WHAT TO WORK ON — Each record must be printed exactly as given.

(Data records for software interfaces)
____

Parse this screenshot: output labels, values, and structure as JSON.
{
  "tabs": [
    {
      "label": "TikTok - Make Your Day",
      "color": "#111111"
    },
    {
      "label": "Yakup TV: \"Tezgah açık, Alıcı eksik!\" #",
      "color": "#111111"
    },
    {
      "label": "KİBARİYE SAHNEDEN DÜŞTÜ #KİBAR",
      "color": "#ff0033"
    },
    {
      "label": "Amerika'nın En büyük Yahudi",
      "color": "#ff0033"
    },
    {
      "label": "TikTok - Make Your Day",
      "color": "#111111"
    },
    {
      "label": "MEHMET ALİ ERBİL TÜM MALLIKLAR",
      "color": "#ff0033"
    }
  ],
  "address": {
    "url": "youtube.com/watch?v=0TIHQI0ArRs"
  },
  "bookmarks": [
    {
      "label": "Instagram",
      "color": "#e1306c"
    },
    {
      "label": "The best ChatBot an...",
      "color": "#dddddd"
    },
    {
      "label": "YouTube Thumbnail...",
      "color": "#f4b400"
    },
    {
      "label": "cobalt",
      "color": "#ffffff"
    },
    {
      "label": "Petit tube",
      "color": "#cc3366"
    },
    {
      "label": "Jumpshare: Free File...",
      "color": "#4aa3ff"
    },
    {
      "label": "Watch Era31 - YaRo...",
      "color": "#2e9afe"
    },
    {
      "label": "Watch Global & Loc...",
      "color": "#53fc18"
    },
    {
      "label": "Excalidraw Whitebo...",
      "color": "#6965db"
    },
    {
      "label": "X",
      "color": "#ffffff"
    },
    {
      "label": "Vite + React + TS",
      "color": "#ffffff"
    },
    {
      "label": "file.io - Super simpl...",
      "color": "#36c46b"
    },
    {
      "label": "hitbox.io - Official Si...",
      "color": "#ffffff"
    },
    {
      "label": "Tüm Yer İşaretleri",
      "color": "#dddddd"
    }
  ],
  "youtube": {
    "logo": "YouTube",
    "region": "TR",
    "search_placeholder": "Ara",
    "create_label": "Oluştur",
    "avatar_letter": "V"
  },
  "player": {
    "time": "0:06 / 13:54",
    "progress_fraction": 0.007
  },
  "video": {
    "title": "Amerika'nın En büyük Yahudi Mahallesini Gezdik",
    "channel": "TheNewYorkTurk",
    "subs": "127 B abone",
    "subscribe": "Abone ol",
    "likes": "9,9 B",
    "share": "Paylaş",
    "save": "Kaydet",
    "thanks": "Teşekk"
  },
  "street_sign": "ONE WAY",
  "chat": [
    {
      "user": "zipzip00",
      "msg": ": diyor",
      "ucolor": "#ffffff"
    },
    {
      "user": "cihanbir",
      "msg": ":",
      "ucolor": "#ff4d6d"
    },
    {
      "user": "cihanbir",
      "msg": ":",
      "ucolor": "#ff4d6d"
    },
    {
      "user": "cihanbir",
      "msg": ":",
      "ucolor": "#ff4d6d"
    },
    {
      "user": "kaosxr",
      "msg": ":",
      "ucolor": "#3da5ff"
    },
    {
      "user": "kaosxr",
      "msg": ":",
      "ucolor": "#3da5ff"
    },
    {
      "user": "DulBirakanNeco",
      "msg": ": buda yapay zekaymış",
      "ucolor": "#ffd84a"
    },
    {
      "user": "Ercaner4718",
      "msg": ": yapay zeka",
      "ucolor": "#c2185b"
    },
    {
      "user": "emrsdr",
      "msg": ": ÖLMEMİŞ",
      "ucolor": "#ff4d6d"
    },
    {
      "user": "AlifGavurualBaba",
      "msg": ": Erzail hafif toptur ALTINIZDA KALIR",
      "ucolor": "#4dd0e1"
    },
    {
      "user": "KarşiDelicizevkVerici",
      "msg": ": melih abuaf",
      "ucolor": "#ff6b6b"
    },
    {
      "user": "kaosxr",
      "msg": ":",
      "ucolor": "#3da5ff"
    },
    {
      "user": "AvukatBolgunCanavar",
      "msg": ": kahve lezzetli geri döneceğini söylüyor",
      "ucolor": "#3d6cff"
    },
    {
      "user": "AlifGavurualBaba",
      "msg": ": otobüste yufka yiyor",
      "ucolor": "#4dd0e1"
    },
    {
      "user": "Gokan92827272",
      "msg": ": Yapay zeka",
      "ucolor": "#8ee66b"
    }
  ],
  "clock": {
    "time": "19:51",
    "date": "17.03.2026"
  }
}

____

TASK RESPONSE —
Parse this screenshot: output labels, values, and structure as JSON.
{
  "tabs": [
    {
      "label": "TikTok - Make Your Day",
      "color": "#111111"
    },
    {
      "label": "Yakup TV: \"Tezgah açık, Alıcı eksik!\" #",
      "color": "#111111"
    },
    {
      "label": "KİBARİYE SAHNEDEN DÜŞTÜ #KİBAR",
      "color": "#ff0033"
    },
    {
      "label": "Amerika'nın En büyük Yahudi",
      "color": "#ff0033"
    },
    {
      "label": "TikTok - Make Your Day",
      "color": "#111111"
    },
    {
      "label": "MEHMET ALİ ERBİL TÜM MALLIKLAR",
      "color": "#ff0033"
    }
  ],
  "address": {
    "url": "youtube.com/watch?v=0TIHQI0ArRs"
  },
  "bookmarks": [
    {
      "label": "Instagram",
      "color": "#e1306c"
    },
    {
      "label": "The best ChatBot an...",
      "color": "#dddddd"
    },
    {
      "label": "YouTube Thumbnail...",
      "color": "#f4b400"
    },
    {
      "label": "cobalt",
      "color": "#ffffff"
    },
    {
      "label": "Petit tube",
      "color": "#cc3366"
    },
    {
      "label": "Jumpshare: Free File...",
      "color": "#4aa3ff"
    },
    {
      "label": "Watch Era31 - YaRo...",
      "color": "#2e9afe"
    },
    {
      "label": "Watch Global & Loc...",
      "color": "#53fc18"
    },
    {
      "label": "Excalidraw Whitebo...",
      "color": "#6965db"
    },
    {
      "label": "X",
      "color": "#ffffff"
    },
    {
      "label": "Vite + React + TS",
      "color": "#ffffff"
    },
    {
      "label": "file.io - Super simpl...",
      "color": "#36c46b"
    },
    {
      "label": "hitbox.io - Official Si...",
      "color": "#ffffff"
    },
    {
      "label": "Tüm Yer İşaretleri",
      "color": "#dddddd"
    }
  ],
  "youtube": {
    "logo": "YouTube",
    "region": "TR",
    "search_placeholder": "Ara",
    "create_label": "Oluştur",
    "avatar_letter": "V"
  },
  "player": {
    "time": "0:06 / 13:54",
    "progress_fraction": 0.007
  },
  "video": {
    "title": "Amerika'nın En büyük Yahudi Mahallesini Gezdik",
    "channel": "TheNewYorkTurk",
    "subs": "127 B abone",
    "subscribe": "Abone ol",
    "likes": "9,9 B",
    "share": "Paylaş",
    "save": "Kaydet",
    "thanks": "Teşekk"
  },
  "street_sign": "ONE WAY",
  "chat": [
    {
      "user": "zipzip00",
      "msg": ": diyor",
      "ucolor": "#ffffff"
    },
    {
      "user": "cihanbir",
      "msg": ":",
      "ucolor": "#ff4d6d"
    },
    {
      "user": "cihanbir",
      "msg": ":",
      "ucolor": "#ff4d6d"
    },
    {
      "user": "cihanbir",
      "msg": ":",
      "ucolor": "#ff4d6d"
    },
    {
      "user": "kaosxr",
      "msg": ":",
      "ucolor": "#3da5ff"
    },
    {
      "user": "kaosxr",
      "msg": ":",
      "ucolor": "#3da5ff"
    },
    {
      "user": "DulBirakanNeco",
      "msg": ": buda yapay zekaymış",
      "ucolor": "#ffd84a"
    },
    {
      "user": "Ercaner4718",
      "msg": ": yapay zeka",
      "ucolor": "#c2185b"
    },
    {
      "user": "emrsdr",
      "msg": ": ÖLMEMİŞ",
      "ucolor": "#ff4d6d"
    },
    {
      "user": "AlifGavurualBaba",
      "msg": ": Erzail hafif toptur ALTINIZDA KALIR",
      "ucolor": "#4dd0e1"
    },
    {
      "user": "KarşiDelicizevkVerici",
      "msg": ": melih abuaf",
      "ucolor": "#ff6b6b"
    },
    {
      "user": "kaosxr",
      "msg": ":",
      "ucolor": "#3da5ff"
    },
    {
      "user": "AvukatBolgunCanavar",
      "msg": ": kahve lezzetli geri döneceğini söylüyor",
      "ucolor": "#3d6cff"
    },
    {
      "user": "AlifGavurualBaba",
      "msg": ": otobüste yufka yiyor",
      "ucolor": "#4dd0e1"
    },
    {
      "user": "Gokan92827272",
      "msg": ": Yapay zeka",
      "ucolor": "#8ee66b"
    }
  ],
  "clock": {
    "time": "19:51",
    "date": "17.03.2026"
  }
}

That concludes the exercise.